## What you are asked to do
Every line that contains the word "JSON" should be copied from the records below.

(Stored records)
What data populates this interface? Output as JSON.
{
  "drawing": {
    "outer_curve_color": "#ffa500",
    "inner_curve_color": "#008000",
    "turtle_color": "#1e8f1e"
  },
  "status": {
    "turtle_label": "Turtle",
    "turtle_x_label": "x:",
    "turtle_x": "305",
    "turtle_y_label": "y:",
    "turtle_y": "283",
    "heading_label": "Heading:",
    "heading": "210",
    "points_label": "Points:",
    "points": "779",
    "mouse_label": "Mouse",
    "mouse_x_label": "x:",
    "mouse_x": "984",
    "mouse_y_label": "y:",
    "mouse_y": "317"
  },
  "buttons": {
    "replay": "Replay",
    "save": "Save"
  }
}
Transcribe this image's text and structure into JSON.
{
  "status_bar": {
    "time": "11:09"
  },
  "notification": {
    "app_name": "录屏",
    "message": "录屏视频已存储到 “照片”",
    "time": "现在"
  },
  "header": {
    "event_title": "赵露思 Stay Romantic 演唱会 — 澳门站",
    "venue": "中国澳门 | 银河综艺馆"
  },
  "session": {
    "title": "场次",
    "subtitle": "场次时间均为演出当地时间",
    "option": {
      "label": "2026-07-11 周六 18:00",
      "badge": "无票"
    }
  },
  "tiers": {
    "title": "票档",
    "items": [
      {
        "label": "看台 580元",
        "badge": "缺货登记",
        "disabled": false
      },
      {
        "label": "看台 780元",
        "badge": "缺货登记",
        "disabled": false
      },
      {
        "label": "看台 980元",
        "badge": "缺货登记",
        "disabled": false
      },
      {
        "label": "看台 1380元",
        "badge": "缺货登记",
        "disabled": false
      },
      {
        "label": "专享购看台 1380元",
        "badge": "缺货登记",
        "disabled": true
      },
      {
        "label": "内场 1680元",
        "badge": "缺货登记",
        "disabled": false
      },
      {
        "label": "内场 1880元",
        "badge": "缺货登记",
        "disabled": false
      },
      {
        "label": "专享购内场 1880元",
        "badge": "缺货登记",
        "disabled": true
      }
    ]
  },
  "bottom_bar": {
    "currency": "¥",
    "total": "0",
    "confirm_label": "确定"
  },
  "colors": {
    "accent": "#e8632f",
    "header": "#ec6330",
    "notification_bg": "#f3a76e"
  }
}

## Expected answer
What data populates this interface? Output as JSON.
Transcribe this image's text and structure into JSON.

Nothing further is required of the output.